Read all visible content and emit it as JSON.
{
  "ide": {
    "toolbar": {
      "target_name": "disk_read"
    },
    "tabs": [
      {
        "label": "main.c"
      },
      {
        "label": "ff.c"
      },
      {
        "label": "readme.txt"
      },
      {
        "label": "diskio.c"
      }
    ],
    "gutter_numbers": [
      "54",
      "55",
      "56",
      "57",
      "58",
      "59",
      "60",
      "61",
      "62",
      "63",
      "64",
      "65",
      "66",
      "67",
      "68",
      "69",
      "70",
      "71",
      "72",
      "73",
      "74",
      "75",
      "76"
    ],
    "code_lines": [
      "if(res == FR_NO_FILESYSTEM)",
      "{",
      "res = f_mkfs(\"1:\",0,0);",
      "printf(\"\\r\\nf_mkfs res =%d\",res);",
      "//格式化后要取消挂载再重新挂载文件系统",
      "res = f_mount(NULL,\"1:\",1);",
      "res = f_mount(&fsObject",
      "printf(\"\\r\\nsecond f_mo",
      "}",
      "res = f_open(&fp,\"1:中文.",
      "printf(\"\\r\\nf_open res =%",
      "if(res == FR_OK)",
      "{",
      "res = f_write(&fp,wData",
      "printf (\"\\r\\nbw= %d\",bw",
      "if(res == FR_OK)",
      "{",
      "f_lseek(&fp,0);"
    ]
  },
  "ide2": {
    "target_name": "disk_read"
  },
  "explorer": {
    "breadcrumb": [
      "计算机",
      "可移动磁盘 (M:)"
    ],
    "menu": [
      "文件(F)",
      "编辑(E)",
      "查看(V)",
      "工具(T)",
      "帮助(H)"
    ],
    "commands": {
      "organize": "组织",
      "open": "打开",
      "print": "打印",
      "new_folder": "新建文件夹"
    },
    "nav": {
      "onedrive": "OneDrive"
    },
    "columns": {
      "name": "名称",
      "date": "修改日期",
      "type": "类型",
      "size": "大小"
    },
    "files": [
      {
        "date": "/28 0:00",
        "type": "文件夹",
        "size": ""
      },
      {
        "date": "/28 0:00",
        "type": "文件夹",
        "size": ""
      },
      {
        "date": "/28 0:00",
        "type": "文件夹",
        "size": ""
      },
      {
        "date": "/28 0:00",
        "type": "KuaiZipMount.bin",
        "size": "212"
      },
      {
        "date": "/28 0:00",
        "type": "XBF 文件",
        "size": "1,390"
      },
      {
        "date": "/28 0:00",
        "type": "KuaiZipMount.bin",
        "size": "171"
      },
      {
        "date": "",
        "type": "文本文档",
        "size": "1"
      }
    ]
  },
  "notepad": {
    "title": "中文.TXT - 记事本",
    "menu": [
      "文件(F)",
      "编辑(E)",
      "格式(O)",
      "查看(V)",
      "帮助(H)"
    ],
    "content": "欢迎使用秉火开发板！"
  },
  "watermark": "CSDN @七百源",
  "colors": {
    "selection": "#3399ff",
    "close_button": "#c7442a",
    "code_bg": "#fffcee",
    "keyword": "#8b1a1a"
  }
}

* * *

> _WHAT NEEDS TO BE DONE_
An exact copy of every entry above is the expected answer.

> _EXERCISE RESULT_
Read all visible content and emit it as JSON.
{
  "ide": {
    "toolbar": {
      "target_name": "disk_read"
    },
    "tabs": [
      {
        "label": "main.c"
      },
      {
        "label": "ff.c"
      },
      {
        "label": "readme.txt"
      },
      {
        "label": "diskio.c"
      }
    ],
    "gutter_numbers": [
      "54",
      "55",
      "56",
      "57",
      "58",
      "59",
      "60",
      "61",
      "62",
      "63",
      "64",
      "65",
      "66",
      "67",
      "68",
      "69",
      "70",
      "71",
      "72",
      "73",
      "74",
      "75",
      "76"
    ],
    "code_lines": [
      "if(res == FR_NO_FILESYSTEM)",
      "{",
      "res = f_mkfs(\"1:\",0,0);",
      "printf(\"\\r\\nf_mkfs res =%d\",res);",
      "//格式化后要取消挂载再重新挂载文件系统",
      "res = f_mount(NULL,\"1:\",1);",
      "res = f_mount(&fsObject",
      "printf(\"\\r\\nsecond f_mo",
      "}",
      "res = f_open(&fp,\"1:中文.",
      "printf(\"\\r\\nf_open res =%",
      "if(res == FR_OK)",
      "{",
      "res = f_write(&fp,wData",
      "printf (\"\\r\\nbw= %d\",bw",
      "if(res == FR_OK)",
      "{",
      "f_lseek(&fp,0);"
    ]
  },
  "ide2": {
    "target_name": "disk_read"
  },
  "explorer": {
    "breadcrumb": [
      "计算机",
      "可移动磁盘 (M:)"
    ],
    "menu": [
      "文件(F)",
      "编辑(E)",
      "查看(V)",
      "工具(T)",
      "帮助(H)"
    ],
    "commands": {
      "organize": "组织",
      "open": "打开",
      "print": "打印",
      "new_folder": "新建文件夹"
    },
    "nav": {
      "onedrive": "OneDrive"
    },
    "columns": {
      "name": "名称",
      "date": "修改日期",
      "type": "类型",
      "size": "大小"
    },
    "files": [
      {
        "date": "/28 0:00",
        "type": "文件夹",
        "size": ""
      },
      {
        "date": "/28 0:00",
        "type": "文件夹",
        "size": ""
      },
      {
        "date": "/28 0:00",
        "type": "文件夹",
        "size": ""
      },
      {
        "date": "/28 0:00",
        "type": "KuaiZipMount.bin",
        "size": "212"
      },
      {
        "date": "/28 0:00",
        "type": "XBF 文件",
        "size": "1,390"
      },
      {
        "date": "/28 0:00",
        "type": "KuaiZipMount.bin",
        "size": "171"
      },
      {
        "date": "",
        "type": "文本文档",
        "size": "1"
      }
    ]
  },
  "notepad": {
    "title": "中文.TXT - 记事本",
    "menu": [
      "文件(F)",
      "编辑(E)",
      "格式(O)",
      "查看(V)",
      "帮助(H)"
    ],
    "content": "欢迎使用秉火开发板！"
  },
  "watermark": "CSDN @七百源",
  "colors": {
    "selection": "#3399ff",
    "close_button": "#c7442a",
    "code_bg": "#fffcee",
    "keyword": "#8b1a1a"
  }
}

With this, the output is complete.